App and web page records
========

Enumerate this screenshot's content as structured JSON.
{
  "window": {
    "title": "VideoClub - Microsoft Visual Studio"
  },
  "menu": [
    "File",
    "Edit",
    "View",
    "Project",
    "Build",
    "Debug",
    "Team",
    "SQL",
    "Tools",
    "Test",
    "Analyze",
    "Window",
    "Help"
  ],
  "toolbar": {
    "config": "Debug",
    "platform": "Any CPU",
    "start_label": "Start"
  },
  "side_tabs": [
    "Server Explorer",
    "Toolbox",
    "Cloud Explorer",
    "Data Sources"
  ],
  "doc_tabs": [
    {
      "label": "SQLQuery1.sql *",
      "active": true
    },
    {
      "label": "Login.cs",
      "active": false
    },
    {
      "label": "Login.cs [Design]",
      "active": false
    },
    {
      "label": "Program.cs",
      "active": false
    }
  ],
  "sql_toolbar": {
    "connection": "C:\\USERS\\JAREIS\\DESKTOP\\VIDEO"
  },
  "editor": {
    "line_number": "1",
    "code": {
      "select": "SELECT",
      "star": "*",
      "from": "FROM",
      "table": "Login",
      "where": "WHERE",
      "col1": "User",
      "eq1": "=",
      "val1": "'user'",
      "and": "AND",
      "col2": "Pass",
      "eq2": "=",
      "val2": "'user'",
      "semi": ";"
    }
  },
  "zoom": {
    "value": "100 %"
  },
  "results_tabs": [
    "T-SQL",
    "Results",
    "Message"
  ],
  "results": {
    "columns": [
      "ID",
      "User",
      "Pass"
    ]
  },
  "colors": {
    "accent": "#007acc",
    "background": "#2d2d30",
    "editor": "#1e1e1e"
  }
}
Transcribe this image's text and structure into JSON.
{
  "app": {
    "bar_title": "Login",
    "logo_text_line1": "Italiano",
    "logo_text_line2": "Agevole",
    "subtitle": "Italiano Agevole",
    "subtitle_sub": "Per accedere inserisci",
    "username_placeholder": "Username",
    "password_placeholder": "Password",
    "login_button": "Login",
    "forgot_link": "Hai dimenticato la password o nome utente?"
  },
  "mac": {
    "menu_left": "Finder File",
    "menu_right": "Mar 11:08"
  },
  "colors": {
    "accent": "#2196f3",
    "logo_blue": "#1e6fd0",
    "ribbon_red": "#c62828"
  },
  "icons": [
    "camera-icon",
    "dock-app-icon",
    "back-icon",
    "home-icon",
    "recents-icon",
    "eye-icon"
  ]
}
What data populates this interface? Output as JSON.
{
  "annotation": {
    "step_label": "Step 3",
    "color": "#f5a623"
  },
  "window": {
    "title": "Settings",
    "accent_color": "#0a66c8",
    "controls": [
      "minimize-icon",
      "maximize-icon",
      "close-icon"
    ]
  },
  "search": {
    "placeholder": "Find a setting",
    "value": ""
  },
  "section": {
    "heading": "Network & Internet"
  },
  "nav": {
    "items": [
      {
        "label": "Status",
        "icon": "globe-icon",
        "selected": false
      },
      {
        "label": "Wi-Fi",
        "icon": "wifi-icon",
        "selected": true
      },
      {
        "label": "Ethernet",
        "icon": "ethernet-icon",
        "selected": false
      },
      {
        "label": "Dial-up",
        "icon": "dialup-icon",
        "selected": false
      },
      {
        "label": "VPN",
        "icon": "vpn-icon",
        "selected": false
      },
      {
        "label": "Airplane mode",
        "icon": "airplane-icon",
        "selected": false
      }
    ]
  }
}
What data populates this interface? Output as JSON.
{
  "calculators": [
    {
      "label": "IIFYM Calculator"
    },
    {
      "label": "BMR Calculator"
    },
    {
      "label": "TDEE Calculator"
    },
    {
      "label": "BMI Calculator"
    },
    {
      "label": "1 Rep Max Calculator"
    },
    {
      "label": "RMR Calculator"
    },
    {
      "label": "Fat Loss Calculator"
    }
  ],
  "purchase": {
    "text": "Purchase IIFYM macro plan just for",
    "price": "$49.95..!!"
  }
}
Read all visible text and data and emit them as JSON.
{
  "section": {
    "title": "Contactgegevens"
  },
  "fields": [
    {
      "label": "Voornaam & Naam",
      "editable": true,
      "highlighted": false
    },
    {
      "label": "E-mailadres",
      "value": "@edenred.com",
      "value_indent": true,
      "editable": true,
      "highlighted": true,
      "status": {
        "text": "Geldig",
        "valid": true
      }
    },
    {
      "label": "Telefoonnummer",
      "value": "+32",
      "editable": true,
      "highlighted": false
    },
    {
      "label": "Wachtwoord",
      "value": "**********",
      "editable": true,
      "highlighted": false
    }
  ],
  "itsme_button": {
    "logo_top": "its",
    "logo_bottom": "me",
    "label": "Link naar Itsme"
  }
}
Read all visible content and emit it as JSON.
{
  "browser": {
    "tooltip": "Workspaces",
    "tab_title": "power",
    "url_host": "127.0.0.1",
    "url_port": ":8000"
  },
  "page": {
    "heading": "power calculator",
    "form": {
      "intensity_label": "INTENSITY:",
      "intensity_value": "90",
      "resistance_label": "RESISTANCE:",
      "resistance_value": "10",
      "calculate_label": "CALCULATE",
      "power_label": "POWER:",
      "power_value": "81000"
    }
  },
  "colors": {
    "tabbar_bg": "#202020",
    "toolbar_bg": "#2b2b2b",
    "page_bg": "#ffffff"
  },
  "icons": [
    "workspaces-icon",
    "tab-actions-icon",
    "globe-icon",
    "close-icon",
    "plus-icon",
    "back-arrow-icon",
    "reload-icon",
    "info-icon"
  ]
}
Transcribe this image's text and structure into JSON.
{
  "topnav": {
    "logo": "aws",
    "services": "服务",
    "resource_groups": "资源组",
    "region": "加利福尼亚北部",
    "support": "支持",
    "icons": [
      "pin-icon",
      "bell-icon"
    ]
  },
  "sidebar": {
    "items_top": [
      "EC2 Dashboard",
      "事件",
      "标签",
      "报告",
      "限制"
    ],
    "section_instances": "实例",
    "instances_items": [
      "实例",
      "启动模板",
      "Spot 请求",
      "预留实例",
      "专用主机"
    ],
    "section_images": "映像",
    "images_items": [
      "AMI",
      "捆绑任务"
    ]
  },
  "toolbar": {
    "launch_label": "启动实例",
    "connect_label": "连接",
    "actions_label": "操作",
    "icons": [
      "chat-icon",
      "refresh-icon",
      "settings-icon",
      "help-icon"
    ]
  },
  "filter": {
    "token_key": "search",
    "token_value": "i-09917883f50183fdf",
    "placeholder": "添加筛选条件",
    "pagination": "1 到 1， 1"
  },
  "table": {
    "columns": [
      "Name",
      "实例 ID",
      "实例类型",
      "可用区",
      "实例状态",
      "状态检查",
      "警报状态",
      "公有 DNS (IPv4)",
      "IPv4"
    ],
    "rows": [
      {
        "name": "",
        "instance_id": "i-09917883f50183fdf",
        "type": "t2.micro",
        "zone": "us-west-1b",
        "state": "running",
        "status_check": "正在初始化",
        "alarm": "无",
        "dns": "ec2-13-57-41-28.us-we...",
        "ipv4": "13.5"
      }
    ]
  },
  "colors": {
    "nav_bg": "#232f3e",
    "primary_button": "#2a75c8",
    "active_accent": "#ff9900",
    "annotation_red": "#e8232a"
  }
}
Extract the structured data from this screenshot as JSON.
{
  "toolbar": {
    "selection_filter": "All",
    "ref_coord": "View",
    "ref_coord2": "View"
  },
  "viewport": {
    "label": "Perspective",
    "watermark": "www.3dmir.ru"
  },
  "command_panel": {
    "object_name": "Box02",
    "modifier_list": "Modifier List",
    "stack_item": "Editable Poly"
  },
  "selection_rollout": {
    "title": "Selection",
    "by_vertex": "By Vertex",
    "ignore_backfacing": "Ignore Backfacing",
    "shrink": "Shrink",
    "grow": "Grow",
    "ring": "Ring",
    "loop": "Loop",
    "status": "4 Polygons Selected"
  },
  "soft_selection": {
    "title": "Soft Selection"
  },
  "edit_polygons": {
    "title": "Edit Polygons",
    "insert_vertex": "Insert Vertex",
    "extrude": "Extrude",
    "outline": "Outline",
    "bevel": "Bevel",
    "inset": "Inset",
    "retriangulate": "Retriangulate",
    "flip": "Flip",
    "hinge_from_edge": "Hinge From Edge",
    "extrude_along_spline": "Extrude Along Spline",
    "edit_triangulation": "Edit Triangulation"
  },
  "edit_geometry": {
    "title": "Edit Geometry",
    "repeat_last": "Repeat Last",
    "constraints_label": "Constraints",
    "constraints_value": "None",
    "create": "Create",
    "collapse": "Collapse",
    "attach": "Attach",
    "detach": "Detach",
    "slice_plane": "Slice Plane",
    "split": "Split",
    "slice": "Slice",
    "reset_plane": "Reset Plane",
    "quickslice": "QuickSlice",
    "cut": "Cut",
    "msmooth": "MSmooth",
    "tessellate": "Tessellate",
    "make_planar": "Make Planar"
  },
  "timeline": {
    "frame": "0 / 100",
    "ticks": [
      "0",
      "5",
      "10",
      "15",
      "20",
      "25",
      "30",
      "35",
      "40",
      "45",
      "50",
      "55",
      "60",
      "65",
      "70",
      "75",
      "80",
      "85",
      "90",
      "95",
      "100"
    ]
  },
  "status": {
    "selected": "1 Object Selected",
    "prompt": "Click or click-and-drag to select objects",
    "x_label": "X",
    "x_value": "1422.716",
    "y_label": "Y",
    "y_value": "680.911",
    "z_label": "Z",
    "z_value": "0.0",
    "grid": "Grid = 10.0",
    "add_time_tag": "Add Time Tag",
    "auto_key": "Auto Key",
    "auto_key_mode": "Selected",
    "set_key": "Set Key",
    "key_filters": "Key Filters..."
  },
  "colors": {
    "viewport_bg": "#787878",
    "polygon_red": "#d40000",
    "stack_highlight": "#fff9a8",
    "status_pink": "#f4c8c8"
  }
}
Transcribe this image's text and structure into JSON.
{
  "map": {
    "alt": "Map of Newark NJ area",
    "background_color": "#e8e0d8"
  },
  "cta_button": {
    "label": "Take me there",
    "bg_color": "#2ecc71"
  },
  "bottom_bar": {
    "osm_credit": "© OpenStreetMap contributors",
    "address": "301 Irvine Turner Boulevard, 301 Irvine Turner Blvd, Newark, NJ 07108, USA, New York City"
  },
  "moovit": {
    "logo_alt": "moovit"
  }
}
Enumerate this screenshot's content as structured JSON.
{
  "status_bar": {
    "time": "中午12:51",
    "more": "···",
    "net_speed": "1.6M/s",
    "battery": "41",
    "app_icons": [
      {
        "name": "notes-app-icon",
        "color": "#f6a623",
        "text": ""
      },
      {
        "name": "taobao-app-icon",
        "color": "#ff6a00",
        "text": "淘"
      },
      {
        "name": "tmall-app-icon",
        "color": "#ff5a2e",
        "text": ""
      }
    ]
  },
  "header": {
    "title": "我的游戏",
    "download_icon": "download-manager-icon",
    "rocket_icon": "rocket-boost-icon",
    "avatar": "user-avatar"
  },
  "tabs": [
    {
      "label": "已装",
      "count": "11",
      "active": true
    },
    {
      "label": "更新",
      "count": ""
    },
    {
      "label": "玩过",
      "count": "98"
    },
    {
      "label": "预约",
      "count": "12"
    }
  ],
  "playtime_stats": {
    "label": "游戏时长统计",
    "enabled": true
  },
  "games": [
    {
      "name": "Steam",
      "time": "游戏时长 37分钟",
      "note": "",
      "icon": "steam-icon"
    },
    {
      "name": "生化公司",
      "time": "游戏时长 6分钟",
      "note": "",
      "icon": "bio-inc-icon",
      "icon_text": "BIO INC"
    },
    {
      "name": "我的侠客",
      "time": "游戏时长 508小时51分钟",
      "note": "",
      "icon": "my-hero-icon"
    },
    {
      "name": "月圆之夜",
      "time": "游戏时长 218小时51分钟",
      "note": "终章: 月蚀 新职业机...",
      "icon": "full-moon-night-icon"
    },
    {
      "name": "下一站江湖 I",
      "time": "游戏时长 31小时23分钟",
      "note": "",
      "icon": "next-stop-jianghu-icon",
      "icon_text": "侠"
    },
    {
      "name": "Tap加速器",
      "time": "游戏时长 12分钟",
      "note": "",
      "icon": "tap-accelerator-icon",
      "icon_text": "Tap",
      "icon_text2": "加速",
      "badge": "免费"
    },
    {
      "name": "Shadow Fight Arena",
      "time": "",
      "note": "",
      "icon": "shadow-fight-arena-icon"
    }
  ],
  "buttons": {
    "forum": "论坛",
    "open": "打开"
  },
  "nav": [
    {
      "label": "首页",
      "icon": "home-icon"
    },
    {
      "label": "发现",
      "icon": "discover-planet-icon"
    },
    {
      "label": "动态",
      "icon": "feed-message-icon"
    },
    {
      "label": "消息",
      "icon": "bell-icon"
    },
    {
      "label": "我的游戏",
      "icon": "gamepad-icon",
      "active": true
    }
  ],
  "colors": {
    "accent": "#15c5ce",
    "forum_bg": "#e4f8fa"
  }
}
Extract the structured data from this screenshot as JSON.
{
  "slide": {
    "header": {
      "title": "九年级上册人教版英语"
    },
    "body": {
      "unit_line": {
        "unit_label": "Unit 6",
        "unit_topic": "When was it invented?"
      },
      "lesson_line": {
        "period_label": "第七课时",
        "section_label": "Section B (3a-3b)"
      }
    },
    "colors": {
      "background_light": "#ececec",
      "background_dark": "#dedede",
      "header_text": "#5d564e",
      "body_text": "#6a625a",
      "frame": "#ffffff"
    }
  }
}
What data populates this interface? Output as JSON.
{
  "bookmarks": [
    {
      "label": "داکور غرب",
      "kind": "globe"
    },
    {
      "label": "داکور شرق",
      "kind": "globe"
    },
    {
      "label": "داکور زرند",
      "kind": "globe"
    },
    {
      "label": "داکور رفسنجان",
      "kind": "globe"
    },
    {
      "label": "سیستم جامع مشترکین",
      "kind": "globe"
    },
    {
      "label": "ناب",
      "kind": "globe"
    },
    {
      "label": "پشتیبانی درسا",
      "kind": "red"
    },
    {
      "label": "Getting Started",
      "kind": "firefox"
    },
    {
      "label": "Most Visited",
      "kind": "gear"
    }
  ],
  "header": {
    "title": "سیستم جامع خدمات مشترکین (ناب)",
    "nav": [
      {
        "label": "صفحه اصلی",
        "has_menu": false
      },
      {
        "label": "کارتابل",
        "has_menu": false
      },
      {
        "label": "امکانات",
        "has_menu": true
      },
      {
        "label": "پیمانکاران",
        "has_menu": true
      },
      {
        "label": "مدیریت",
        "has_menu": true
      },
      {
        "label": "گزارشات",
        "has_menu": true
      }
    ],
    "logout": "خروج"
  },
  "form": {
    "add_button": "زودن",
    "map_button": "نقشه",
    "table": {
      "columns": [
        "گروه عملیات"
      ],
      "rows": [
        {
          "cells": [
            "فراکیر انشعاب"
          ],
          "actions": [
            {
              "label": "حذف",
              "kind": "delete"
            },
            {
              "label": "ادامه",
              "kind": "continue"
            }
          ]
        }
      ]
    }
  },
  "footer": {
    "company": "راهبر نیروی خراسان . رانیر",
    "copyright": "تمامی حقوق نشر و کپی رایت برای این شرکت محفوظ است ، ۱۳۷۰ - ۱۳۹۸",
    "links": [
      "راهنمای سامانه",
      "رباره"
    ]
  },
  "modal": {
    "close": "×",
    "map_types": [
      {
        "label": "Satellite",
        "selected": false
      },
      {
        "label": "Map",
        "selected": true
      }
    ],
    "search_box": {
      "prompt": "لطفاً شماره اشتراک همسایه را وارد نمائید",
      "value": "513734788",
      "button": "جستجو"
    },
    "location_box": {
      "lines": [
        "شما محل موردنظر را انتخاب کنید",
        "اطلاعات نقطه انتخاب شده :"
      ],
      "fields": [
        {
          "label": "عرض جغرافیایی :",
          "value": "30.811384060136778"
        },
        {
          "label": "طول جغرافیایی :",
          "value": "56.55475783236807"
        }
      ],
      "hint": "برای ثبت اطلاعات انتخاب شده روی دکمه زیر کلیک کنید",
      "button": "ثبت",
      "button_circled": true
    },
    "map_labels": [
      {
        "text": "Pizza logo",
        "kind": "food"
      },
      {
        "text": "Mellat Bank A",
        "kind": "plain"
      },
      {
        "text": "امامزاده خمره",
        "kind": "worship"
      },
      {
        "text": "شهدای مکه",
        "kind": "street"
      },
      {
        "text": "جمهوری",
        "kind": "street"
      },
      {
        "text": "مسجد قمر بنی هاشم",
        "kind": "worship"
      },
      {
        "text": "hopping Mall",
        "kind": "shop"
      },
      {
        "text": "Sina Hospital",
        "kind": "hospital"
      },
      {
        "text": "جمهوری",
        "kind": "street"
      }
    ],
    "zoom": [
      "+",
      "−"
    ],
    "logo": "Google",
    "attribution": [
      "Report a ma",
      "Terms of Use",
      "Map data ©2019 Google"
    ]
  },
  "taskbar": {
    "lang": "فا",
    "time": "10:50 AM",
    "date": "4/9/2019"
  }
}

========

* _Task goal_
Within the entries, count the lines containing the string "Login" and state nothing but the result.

* _Exercise result_
5